Community-Wide Vacation Bible School
A community-wide VBS allows smaller churches in a rural area or certain area of town come together in fellowship and fun. The churches can share resources and start an annual tradition that saves money for each church and opens the door for those on the periphery of church to join in a community event.
Begin in the fall by contacting pastors and Christian Education directors of at least five churches in your area and asking them to take a survey of interest in coming together for a community-wide VBS. Suggest tentative dates from at least three different weeks to hold the VBS. As a matter of hospitality and to show that you are very invested in the effort, offer your church as host unless someone else volunteers his or her church for the location. Give an overview of planning a community-wide VBS and how you can share resources. The letter should include a deadline for showing interest and committing volunteers. Try to schedule your initial meeting at least by January of the year of the VBS.
Topics for Discussion as You Plan
At the initial meeting, settle on a budget and get the commitment for financial contributions from each participating church. Develop a plan for advertising the event, including radio ads, flyers, and/or newspaper ads. Estimate at least one thousand dollars to buy program materials, snacks, and arts and crafts supplies for about seventy people for five nights. Go to the grocery store in advance to determine the cost for food and supplies.
Information regarding the curriculum you choose can be found at a local Cokesbury store or online. It is important to get an estimate of how much the materials will cost for the budget. Review the potential programs for the upcoming summer and finalize your theme together. Purchase the starter kit, which includes books, music, arts and crafts, and much more. Be sure to read the material and to determine what supplies and organizational planning will be required.
Once you receive the names of volunteers and how they can assist (arts and crafts, preparing snacks, teaching class, leading music, etc.), prepare packages for each of them with instructions and information on preparing for the VBS.
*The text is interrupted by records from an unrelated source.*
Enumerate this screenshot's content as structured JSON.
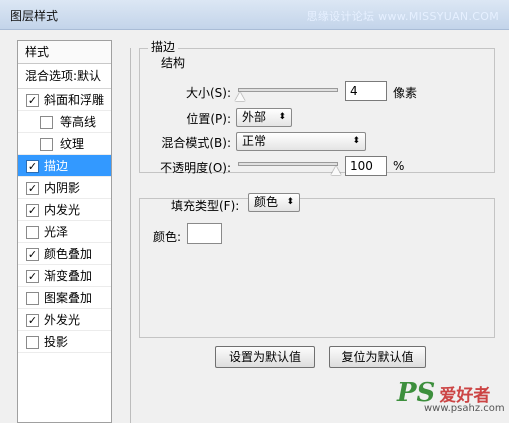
{
  "window": {
    "title": "图层样式",
    "watermark": "思缘设计论坛 www.MISSYUAN.COM"
  },
  "sidebar": {
    "header": "样式",
    "blend_options": "混合选项:默认",
    "items": [
      {
        "label": "斜面和浮雕",
        "checked": true
      },
      {
        "label": "等高线",
        "checked": false
      },
      {
        "label": "纹理",
        "checked": false
      },
      {
        "label": "描边",
        "checked": true
      },
      {
        "label": "内阴影",
        "checked": true
      },
      {
        "label": "内发光",
        "checked": true
      },
      {
        "label": "光泽",
        "checked": false
      },
      {
        "label": "颜色叠加",
        "checked": true
      },
      {
        "label": "渐变叠加",
        "checked": true
      },
      {
        "label": "图案叠加",
        "checked": false
      },
      {
        "label": "外发光",
        "checked": true
      },
      {
        "label": "投影",
        "checked": false
      }
    ]
  },
  "stroke": {
    "section_title": "描边",
    "structure_title": "结构",
    "size_label": "大小(S):",
    "size_value": "4",
    "size_unit": "像素",
    "size_slider": 0.0,
    "position_label": "位置(P):",
    "position_value": "外部",
    "blend_label": "混合模式(B):",
    "blend_value": "正常",
    "opacity_label": "不透明度(O):",
    "opacity_value": "100",
    "opacity_unit": "%",
    "opacity_slider": 1.0,
    "fill_type_label": "填充类型(F):",
    "fill_type_value": "颜色",
    "color_label": "颜色:",
    "color_value": "#ffffff"
  },
  "buttons": {
    "set_default": "设置为默认值",
    "reset_default": "复位为默认值"
  },
  "watermark_bottom": {
    "ps": "PS",
    "cn": "爱好者",
    "url": "www.psahz.com"
  }
}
Meet regularly throughout the spring to plan and prepare. Remember to give a deadline for all churches to have registration forms returned so materials can be ordered in advance.
The last few days before your VBS can be devoted to setup, including decoration and preparation of the various spaces that will be used. Have attendance sheets and offering envelopes in each classroom, and a good CD player for the music area.
Pooling your resources among the participating churches enables you to gather supplies you already have on hand—decorations, craft supplies, kitchen paper products, and more—rather than purchasing them all new. You can also share kitchen duties for each night’s snacks. Decide on the menu, whether you will use the suggested menus in the VBS director’s manual or suggest healthy snacks like celery with cream cheese and raisins, yogurt, fruit cups, or granola bars. Be prepared to have at least five people work in the kitchen to prepare the snacks.
Finalize the schedule for each day, including an opening devotion with prayer, scripture, and songs. After devotions, dismiss the classes with the teachers by dismissing the preschool first and then school age in order. Try to have volunteers from each of the churches participating in each classroom or activity station, so the children will always have at least one familiar adult face while meeting new people.
Make the last night special by planning a cookout or ice cream social. The children can sing the VBS songs and give a brief presentation of what they learned that week. Giving families from all the churches a chance to mingle makes it a real community event.
Debrief with your planning team to discuss what worked and what needs improving. If the arrangement is deemed a success, develop a schedule for churches to rotate as hosts for the annual community-wide VBS. This is an annual event that saves money, brings people together in sharing their resources, and offers a good time of fellowship and fun for children and families across the community.